# [Action item]
Using the listing that follows, report how many lines include the word "icon", and add no other words.
━━━━━━━━━━━━━━━━━━━━
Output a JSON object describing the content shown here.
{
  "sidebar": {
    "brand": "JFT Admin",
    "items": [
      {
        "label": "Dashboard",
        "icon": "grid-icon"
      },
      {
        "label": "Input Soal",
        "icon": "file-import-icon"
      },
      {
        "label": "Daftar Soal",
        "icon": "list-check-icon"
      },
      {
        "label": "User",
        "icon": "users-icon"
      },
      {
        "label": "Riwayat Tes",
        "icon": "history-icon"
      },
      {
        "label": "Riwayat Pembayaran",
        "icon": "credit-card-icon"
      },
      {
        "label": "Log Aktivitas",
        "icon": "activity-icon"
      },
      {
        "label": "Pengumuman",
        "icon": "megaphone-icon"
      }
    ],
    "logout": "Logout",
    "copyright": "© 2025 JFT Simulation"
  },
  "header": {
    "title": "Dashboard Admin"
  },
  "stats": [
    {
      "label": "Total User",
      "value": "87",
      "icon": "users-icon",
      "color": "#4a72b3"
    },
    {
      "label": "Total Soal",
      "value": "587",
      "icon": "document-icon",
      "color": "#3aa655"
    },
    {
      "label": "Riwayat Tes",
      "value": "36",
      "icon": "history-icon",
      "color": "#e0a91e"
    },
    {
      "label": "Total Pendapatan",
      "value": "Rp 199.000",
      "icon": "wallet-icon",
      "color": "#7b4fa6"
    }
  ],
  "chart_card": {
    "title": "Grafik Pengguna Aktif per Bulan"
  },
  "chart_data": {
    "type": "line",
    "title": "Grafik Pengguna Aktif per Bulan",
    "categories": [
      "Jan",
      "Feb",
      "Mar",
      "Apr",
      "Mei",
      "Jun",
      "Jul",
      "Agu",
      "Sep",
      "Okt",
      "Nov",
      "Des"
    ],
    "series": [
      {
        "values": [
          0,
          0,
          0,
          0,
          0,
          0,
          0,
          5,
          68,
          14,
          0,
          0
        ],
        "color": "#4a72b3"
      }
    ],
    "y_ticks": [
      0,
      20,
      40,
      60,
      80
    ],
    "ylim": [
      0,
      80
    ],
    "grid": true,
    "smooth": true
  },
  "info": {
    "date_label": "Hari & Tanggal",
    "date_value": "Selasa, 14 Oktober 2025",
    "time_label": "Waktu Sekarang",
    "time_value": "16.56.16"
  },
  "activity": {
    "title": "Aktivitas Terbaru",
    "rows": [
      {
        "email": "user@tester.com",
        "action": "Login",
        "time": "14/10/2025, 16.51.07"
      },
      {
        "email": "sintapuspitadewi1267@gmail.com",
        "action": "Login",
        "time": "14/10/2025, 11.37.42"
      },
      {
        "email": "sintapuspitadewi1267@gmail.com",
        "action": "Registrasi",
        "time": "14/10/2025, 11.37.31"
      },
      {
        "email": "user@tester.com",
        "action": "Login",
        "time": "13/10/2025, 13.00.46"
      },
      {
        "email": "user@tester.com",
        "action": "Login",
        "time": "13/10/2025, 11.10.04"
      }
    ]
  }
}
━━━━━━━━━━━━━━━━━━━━
# [Expected answer]
12